Exercise instructions:
Out of the lines below, please list those that hold the string "handle".

Source information:
------------------------

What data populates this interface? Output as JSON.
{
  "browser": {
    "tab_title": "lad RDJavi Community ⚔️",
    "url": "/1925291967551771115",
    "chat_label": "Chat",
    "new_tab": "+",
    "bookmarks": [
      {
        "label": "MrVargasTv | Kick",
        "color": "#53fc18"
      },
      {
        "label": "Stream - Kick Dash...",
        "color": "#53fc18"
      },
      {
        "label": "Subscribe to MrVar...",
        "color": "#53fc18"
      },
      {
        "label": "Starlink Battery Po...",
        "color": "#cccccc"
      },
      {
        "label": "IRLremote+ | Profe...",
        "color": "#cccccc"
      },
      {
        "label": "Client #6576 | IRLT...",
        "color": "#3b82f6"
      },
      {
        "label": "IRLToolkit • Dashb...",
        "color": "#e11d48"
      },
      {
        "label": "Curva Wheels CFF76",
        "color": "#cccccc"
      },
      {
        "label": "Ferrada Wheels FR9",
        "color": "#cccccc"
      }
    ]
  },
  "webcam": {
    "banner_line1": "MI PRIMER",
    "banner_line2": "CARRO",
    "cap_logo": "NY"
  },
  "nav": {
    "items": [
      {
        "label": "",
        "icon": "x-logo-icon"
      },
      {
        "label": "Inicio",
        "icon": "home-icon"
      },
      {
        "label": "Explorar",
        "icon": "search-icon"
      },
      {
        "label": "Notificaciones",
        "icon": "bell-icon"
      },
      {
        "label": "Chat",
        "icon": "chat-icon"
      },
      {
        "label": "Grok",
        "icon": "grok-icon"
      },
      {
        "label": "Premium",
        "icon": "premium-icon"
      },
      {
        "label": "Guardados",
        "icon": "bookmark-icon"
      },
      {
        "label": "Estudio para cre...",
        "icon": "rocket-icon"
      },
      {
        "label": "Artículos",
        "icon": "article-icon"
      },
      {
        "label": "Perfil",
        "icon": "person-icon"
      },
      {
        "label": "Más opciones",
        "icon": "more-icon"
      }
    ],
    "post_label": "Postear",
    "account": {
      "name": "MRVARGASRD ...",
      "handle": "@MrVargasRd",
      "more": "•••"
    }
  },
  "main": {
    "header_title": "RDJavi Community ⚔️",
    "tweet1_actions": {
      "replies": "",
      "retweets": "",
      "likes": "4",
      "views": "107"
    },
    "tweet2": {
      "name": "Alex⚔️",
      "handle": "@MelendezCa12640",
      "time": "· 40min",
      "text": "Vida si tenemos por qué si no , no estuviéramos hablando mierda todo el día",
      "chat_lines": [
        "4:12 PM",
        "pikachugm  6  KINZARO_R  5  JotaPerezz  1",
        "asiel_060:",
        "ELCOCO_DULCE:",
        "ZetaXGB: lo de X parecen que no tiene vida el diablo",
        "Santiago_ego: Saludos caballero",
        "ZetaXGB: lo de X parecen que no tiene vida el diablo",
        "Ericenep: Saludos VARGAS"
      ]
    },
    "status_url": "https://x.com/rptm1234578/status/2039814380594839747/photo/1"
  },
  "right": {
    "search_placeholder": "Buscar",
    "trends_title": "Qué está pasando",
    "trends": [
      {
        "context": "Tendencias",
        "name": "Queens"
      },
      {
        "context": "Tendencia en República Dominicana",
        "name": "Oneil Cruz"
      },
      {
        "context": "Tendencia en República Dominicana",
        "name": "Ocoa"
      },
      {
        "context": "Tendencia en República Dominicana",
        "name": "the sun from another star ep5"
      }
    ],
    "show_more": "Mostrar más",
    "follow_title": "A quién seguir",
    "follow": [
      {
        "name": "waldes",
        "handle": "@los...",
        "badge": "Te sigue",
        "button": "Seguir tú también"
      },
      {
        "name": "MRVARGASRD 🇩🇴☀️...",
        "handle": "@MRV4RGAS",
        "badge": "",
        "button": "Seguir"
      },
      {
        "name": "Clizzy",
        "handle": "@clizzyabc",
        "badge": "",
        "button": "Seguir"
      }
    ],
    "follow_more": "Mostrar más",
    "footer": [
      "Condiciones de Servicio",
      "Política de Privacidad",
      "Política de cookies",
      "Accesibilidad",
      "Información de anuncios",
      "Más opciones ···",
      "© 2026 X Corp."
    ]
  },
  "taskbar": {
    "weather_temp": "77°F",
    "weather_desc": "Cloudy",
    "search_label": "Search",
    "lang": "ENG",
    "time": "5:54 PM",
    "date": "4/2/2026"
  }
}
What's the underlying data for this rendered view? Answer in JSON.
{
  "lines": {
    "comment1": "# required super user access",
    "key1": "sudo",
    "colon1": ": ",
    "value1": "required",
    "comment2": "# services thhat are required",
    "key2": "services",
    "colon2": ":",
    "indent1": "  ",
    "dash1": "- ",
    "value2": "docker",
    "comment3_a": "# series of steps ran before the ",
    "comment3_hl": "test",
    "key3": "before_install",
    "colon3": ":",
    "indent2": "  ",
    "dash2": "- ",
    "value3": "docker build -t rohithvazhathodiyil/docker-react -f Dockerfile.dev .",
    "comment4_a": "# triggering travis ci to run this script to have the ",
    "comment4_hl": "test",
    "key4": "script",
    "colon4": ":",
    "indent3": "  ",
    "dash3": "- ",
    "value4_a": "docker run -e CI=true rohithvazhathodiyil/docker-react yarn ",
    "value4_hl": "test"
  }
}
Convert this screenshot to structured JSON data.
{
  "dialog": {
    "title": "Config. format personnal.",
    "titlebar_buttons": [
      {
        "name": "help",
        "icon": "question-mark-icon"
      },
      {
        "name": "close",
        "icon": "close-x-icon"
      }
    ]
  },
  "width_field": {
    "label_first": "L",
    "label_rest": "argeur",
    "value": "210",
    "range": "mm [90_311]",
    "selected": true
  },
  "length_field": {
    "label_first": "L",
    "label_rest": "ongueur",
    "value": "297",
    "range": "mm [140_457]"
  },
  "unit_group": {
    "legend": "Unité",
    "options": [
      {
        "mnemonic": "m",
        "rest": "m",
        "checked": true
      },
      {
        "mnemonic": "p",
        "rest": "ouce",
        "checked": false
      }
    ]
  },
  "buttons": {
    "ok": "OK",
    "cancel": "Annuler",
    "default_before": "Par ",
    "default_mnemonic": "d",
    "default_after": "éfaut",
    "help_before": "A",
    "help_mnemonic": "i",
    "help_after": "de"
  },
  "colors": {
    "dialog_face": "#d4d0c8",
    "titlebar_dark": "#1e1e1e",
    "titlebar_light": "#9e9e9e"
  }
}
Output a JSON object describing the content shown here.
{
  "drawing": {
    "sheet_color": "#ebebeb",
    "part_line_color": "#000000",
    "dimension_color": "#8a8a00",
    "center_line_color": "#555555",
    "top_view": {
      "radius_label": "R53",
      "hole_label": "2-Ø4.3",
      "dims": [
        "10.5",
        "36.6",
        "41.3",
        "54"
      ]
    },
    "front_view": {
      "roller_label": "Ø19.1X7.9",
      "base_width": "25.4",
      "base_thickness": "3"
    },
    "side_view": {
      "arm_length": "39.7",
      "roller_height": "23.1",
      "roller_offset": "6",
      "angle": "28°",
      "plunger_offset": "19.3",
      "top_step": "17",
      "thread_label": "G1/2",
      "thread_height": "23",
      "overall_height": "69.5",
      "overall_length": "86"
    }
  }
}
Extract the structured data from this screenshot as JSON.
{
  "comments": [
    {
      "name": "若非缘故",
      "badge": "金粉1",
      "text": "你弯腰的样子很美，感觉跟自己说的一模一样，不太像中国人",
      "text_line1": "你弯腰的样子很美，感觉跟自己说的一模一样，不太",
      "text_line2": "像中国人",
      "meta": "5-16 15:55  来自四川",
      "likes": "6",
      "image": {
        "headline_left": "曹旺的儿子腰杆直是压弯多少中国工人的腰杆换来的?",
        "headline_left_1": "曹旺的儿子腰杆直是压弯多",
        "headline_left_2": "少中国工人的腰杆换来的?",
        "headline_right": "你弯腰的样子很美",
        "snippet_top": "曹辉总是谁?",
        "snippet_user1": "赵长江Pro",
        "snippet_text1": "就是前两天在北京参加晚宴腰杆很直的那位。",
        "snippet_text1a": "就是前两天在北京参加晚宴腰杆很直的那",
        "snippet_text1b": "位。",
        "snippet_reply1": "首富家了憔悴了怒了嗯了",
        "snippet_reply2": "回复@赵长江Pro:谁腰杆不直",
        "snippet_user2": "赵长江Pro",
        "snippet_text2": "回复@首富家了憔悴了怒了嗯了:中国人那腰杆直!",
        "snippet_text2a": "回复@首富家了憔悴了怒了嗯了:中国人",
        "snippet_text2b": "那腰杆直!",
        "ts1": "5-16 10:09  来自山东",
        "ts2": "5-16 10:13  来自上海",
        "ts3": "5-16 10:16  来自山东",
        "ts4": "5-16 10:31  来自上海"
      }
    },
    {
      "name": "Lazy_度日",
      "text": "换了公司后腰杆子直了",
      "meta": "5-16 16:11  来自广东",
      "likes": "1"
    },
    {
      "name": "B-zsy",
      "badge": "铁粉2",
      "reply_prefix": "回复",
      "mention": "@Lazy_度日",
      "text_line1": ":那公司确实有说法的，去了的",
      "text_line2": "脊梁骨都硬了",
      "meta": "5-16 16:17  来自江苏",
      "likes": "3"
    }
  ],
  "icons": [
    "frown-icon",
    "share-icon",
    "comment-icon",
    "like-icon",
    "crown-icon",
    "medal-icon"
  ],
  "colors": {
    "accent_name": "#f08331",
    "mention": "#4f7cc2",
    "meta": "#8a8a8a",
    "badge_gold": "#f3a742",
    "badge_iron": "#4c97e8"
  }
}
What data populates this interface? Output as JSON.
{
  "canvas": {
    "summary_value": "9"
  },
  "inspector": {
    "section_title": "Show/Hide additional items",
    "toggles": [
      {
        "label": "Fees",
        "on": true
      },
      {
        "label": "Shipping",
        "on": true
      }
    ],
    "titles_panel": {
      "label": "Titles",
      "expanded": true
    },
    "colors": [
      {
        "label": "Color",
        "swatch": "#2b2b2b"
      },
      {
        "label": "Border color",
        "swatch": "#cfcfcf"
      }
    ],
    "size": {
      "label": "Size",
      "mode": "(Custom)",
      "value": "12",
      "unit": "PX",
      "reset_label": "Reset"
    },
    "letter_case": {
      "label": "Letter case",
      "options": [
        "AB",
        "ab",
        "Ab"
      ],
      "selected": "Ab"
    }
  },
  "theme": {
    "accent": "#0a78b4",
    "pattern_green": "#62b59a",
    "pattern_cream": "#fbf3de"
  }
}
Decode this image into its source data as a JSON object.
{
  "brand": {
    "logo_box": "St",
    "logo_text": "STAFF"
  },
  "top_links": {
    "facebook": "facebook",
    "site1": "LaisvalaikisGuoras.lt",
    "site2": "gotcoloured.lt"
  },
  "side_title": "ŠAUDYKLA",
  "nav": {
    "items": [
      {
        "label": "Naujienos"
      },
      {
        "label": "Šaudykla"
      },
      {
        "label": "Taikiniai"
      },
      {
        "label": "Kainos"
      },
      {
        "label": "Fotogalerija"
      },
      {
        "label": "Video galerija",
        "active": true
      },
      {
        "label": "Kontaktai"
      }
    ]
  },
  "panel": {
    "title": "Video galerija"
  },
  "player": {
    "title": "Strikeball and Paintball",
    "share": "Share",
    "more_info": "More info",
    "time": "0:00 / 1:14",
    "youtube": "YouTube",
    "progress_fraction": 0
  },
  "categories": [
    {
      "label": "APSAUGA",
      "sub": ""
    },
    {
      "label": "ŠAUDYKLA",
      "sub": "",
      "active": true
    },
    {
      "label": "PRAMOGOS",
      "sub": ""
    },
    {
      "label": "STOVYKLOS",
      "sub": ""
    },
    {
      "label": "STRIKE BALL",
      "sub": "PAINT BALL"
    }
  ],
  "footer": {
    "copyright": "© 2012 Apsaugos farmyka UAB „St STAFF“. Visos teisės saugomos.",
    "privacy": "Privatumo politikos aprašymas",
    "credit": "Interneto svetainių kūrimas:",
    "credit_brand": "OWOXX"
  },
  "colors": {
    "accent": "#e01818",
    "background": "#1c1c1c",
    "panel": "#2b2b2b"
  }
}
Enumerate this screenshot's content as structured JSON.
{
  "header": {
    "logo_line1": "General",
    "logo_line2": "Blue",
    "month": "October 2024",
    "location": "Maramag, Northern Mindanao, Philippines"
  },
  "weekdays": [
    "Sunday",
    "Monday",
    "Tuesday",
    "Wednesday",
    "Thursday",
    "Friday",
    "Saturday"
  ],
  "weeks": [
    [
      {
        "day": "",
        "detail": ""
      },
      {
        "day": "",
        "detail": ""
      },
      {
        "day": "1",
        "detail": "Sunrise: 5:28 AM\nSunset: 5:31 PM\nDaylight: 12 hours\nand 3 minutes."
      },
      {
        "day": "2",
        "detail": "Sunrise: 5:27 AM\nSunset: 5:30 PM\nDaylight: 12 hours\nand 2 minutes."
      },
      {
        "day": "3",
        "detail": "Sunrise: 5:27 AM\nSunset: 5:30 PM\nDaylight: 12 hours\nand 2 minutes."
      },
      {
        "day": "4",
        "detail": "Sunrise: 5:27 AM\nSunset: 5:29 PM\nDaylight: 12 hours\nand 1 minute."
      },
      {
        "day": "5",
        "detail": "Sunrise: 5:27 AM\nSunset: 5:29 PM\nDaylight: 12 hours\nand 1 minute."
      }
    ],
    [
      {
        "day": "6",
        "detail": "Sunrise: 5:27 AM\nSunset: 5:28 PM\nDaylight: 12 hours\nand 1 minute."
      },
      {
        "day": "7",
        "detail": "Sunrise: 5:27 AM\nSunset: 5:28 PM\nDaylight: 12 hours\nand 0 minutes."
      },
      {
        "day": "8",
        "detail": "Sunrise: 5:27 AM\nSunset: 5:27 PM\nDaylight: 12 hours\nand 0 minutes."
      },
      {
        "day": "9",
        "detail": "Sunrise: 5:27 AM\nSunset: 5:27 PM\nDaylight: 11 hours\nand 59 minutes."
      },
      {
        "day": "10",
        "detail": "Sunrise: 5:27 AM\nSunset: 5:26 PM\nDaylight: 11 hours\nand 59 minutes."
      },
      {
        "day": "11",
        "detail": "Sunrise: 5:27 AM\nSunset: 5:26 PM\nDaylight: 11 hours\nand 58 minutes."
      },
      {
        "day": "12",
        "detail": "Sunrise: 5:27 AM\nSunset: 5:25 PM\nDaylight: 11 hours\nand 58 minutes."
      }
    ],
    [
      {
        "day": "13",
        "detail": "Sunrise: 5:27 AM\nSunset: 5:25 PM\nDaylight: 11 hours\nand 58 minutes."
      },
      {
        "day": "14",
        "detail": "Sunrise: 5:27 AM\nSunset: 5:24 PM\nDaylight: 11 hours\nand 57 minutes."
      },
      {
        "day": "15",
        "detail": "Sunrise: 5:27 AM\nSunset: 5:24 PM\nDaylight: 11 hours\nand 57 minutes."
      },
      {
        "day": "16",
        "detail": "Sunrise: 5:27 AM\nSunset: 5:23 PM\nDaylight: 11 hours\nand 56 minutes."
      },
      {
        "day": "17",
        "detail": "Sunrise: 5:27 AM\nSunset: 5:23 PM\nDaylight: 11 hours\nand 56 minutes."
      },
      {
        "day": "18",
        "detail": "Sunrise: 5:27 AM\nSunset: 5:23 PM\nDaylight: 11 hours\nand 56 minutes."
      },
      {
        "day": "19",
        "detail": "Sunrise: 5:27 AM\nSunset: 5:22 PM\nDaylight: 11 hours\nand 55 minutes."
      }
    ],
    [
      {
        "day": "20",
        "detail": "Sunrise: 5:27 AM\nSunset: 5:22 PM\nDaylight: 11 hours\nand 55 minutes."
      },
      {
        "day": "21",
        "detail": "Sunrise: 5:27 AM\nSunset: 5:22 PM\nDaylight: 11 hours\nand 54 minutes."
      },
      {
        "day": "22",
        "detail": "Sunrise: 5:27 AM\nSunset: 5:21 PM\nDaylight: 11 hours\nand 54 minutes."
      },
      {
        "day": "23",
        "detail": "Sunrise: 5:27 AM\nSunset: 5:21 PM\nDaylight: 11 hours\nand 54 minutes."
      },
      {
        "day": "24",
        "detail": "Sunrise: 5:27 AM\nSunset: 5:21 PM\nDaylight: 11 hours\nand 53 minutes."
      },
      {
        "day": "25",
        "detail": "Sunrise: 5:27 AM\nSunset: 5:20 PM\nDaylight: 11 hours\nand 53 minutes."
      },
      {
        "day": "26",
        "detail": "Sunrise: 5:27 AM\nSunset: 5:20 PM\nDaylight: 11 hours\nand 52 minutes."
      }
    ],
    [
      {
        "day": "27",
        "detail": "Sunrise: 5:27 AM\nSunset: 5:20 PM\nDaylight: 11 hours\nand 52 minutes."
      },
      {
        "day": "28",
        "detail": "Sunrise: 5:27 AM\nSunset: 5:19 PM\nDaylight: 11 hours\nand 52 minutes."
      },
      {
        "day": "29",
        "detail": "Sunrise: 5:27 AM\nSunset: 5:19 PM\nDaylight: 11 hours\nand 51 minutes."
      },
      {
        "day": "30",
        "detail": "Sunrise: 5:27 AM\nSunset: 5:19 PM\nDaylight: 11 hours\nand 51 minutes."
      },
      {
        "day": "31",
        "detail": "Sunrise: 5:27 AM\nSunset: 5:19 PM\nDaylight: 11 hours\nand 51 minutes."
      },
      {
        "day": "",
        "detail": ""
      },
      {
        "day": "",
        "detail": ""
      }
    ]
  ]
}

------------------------

Expected answer:
      "handle": "@MrVargasRd",
      "handle": "@MelendezCa12640",
        "handle": "@los...",
        "handle": "@MRV4RGAS",
        "handle": "@clizzyabc",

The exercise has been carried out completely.